Work task: Restate the whole listing below word for word and keep the images out.

Start of Records for this exercise

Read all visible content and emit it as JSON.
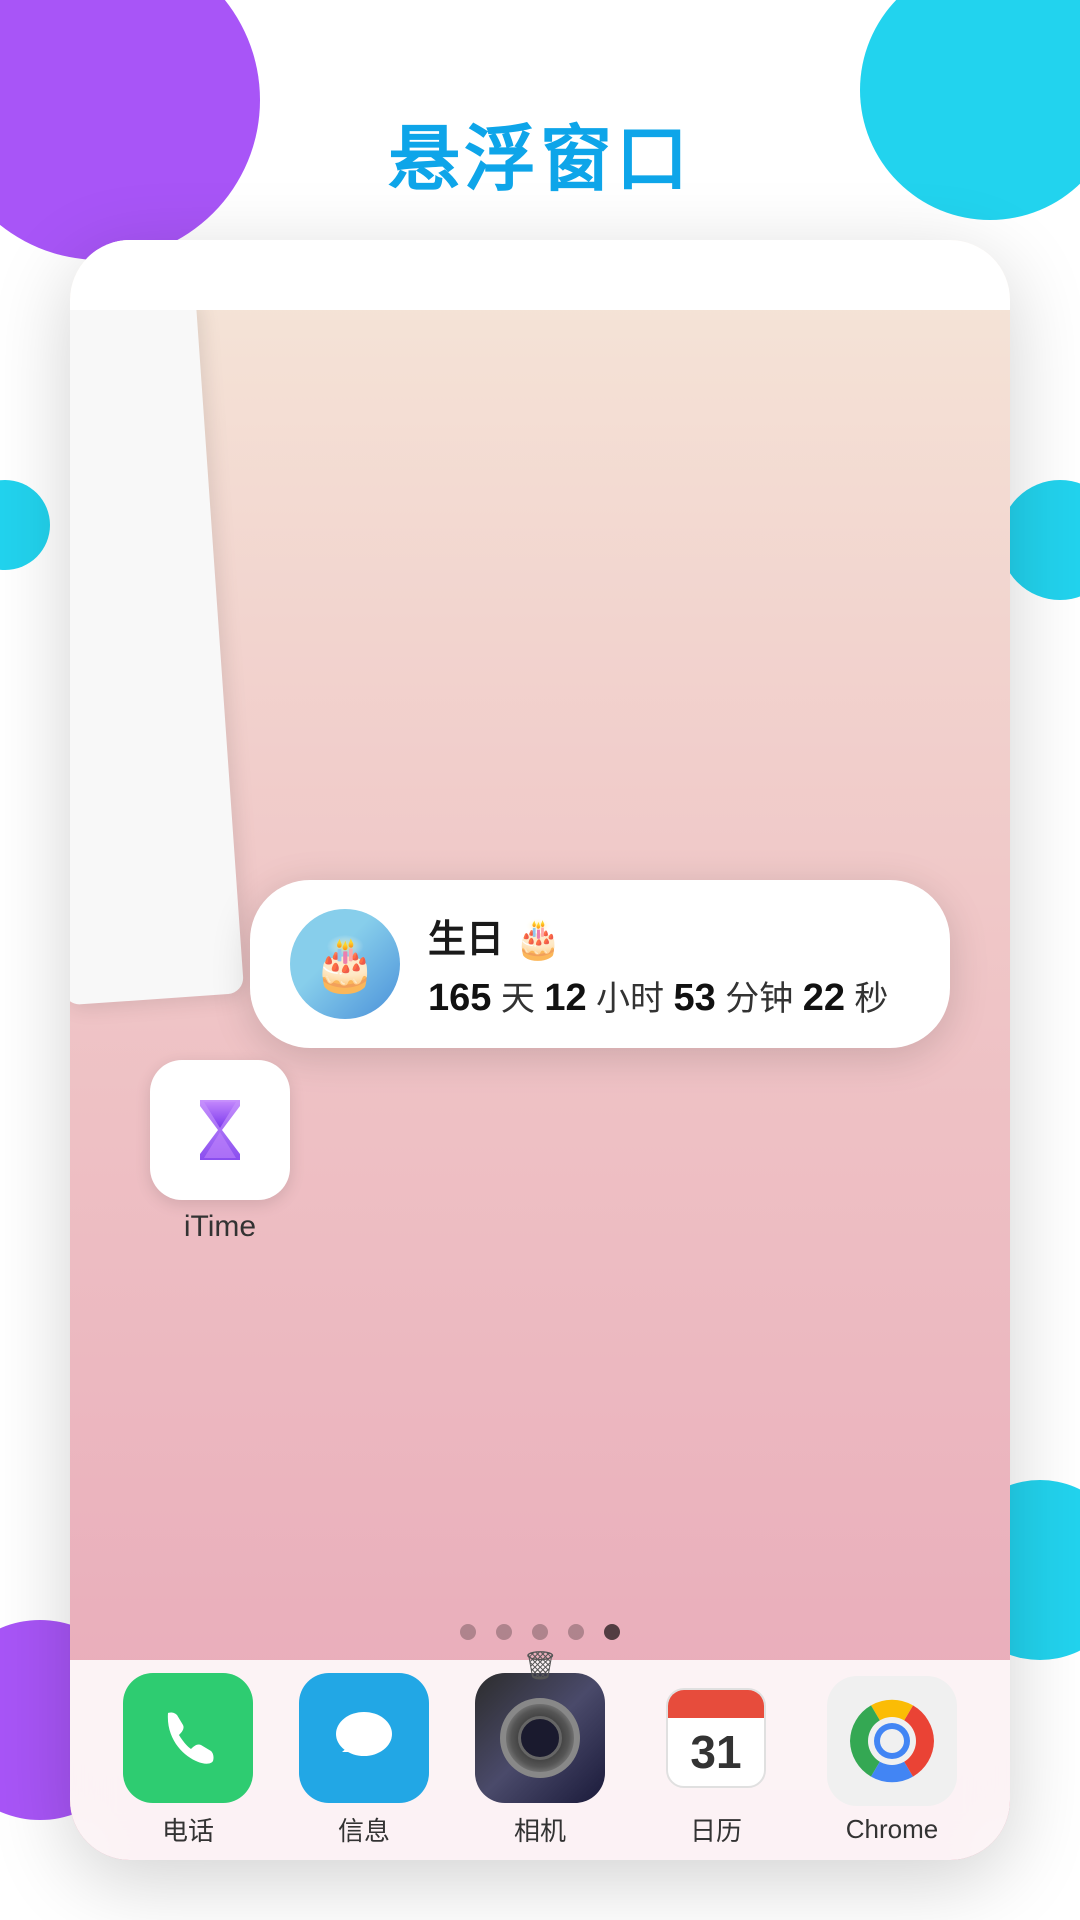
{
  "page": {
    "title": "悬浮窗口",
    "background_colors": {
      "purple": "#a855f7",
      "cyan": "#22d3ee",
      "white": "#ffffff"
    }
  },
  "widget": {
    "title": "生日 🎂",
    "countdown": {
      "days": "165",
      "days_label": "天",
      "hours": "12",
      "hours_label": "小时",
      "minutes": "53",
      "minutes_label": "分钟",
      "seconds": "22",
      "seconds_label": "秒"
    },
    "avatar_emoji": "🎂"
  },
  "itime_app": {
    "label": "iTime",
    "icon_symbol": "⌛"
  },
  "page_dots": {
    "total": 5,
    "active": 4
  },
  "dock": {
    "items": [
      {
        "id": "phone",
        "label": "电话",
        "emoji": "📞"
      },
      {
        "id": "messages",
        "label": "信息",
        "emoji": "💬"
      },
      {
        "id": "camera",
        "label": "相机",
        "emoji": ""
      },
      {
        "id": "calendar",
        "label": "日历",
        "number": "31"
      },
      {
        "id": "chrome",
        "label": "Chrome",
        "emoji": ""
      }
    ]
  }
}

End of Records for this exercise

Task result:
Read all visible content and emit it as JSON.
{
  "page": {
    "title": "悬浮窗口",
    "background_colors": {
      "purple": "#a855f7",
      "cyan": "#22d3ee",
      "white": "#ffffff"
    }
  },
  "widget": {
    "title": "生日 🎂",
    "countdown": {
      "days": "165",
      "days_label": "天",
      "hours": "12",
      "hours_label": "小时",
      "minutes": "53",
      "minutes_label": "分钟",
      "seconds": "22",
      "seconds_label": "秒"
    },
    "avatar_emoji": "🎂"
  },
  "itime_app": {
    "label": "iTime",
    "icon_symbol": "⌛"
  },
  "page_dots": {
    "total": 5,
    "active": 4
  },
  "dock": {
    "items": [
      {
        "id": "phone",
        "label": "电话",
        "emoji": "📞"
      },
      {
        "id": "messages",
        "label": "信息",
        "emoji": "💬"
      },
      {
        "id": "camera",
        "label": "相机",
        "emoji": ""
      },
      {
        "id": "calendar",
        "label": "日历",
        "number": "31"
      },
      {
        "id": "chrome",
        "label": "Chrome",
        "emoji": ""
      }
    ]
  }
}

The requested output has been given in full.